by Lindamarie Peabody

As I sit here during the March 2, 2009 snowstorm playing Batman Uno (card game) with my five year old, many things have been running through my mind. One is what to have for dinner and the other is what I am going to write about in my editorial for this newsletter. Lately, my mind seems to wonder where the Post Office is heading in these uncertain economic times. With a 2.8 billion dollar loss and minimal hope for recovery any time soon, it can only bring up horrible images in my mind of being unemployed or unable to provide for my family. Then another image in my head pops back to Article 6 in the contract, which provides protection from layoffs and reductions in force. It is then that I realize how one contractual provision can mean so much to so many people. My head tells me that this may be the most important provision we have in this contract, but my heart still worries about it more than I care to admit. With almost every major corporation experiencing layoffs, it is almost unfathomable that we still all have our jobs. With the contract deadline (November 20, 2010 midnight) fast approaching, one can also wonder what we can do to stop what almost seems inevitable. We know that with the current economic situation that this provision will ultimately be challenged by Postal Management. What will this mean for those of us who are protected and those who are not? Will we have to provide the same work with less people, or will our salaries or work hours be reduced to the point where it wouldn't really pay to work for the Post Office? Nobody knows the answers, but due to the past direction of postal management we can almost certainly know it won't be handled properly and we will all suffer. The already in-progress cost-cutting strategies have left workers bitter and have caused customers to take their business elsewhere. The main vision of the Postal Service actually providing a VALUABLE service to the public is almost a memory. We try to make suggestions at the national APWU level, but no one is listening. It is the time for the workers, and the general public, to demand that the service be saved and kept intact. We need to unite, even more than we ever have, and realize that although our reasons may be different, we still have a common goal and that is to keep the Post Office above water even if it's just to save our own skins. There are a few simple changes that I am going to beg you to consider because they can make a difference! The very simplest of ideas is that all of us should use the mail whenever possible. When was the last time you wrote a letter or card to someone? If you can't remember, then it's been too long! Do you pay your bills online? If you do then you need to STOP it immediately! Losing your job for convenience is a big price to pay. When you order online, do you request that the company ship the item to you by the USPS? It never hurts to ask, and if all of us requested it, maybe they would add it to their shipping options, potentially gaining millions of revenue for the Post Office. Do you take your children to the Post Office or visit the school on career day to explain the value of the PO? Do they even know where you get your money from or how to mail a letter? Most of the younger generation has never used a stamp. I wonder why? If every postal worker ordered one magazine or mailed five cards a month, we could make millions in revenue appear for the PO. Just changing a few simple habits could mean a lot to our future! These are just a few things you can do to help keep your job. It is time to give a damn and act now. We are on borrowed time, people, and if you think you can find jobs with these benefits and salaries, you'd better leave now and start looking because if the PO goes under we all go under!

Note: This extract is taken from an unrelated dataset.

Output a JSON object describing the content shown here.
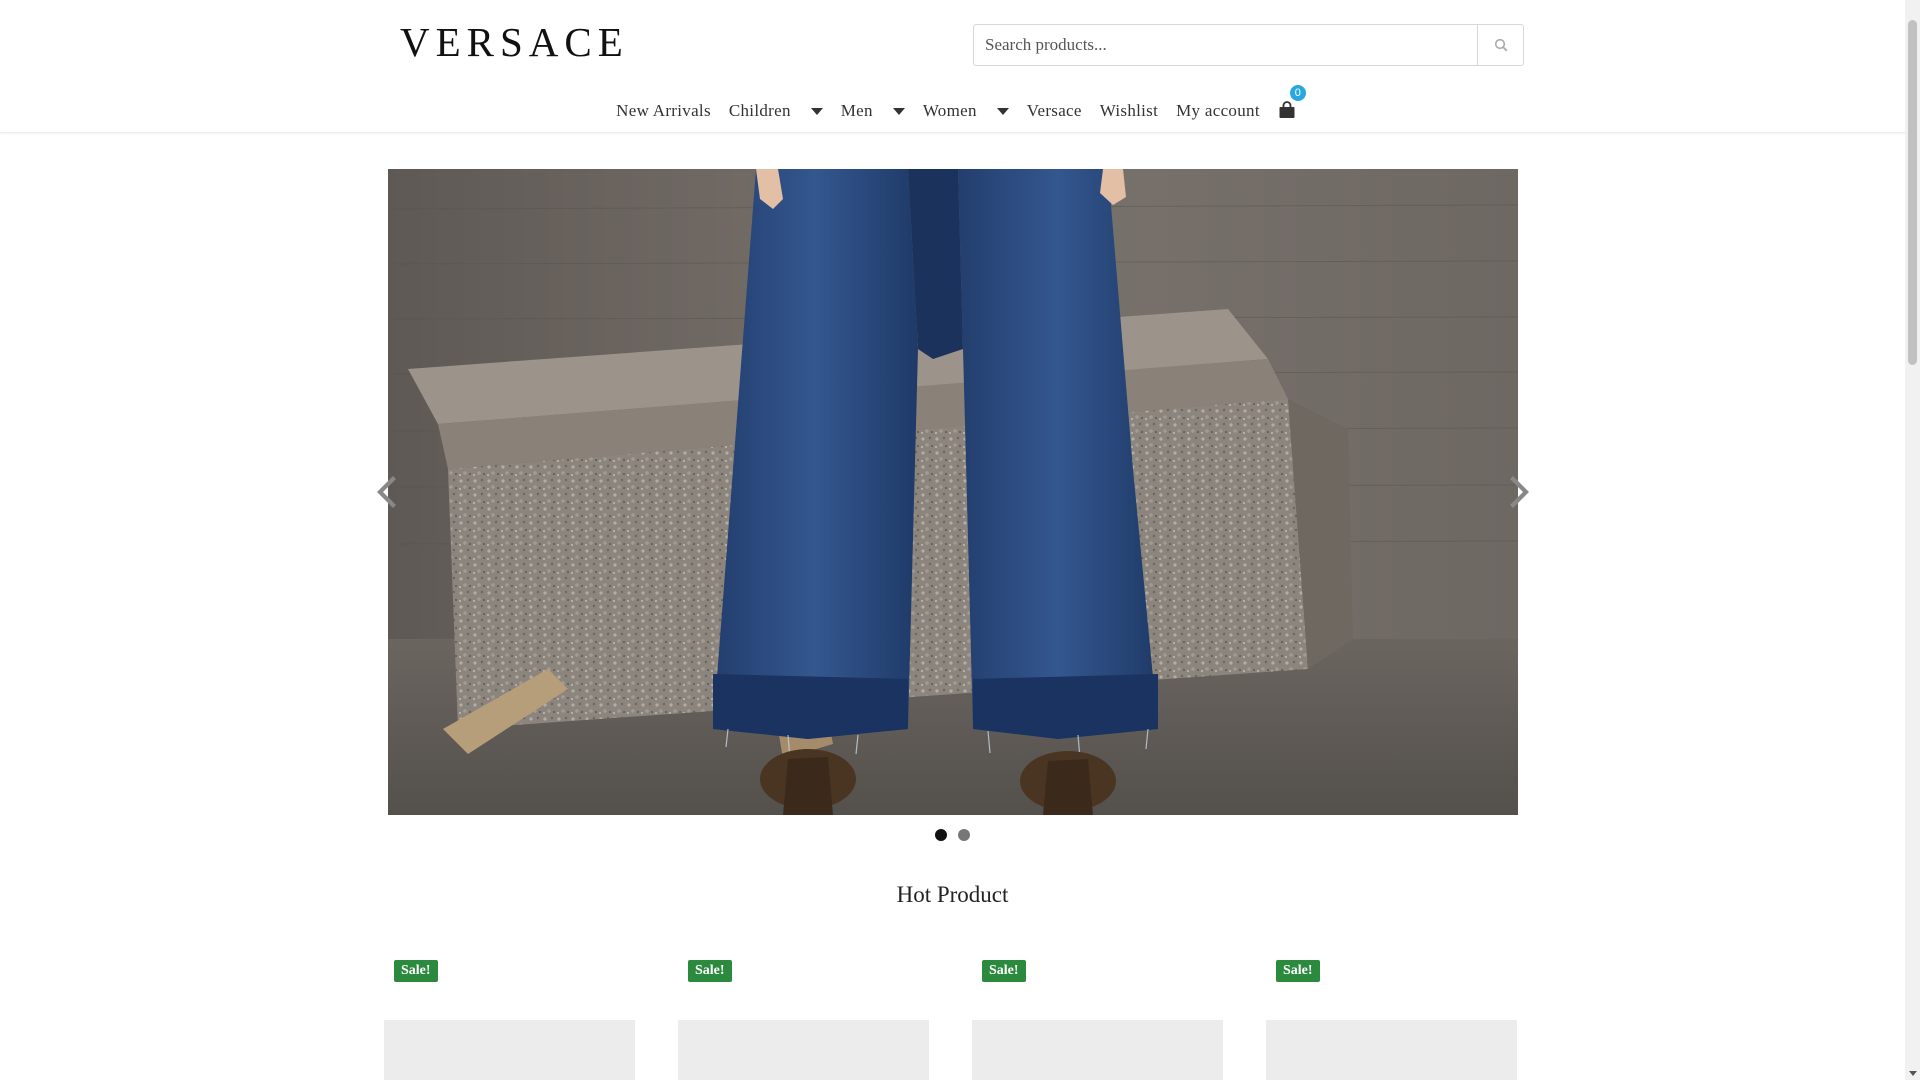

In union solidarity,

Lindamarie Peabody
Director of Industrial Relations/Editor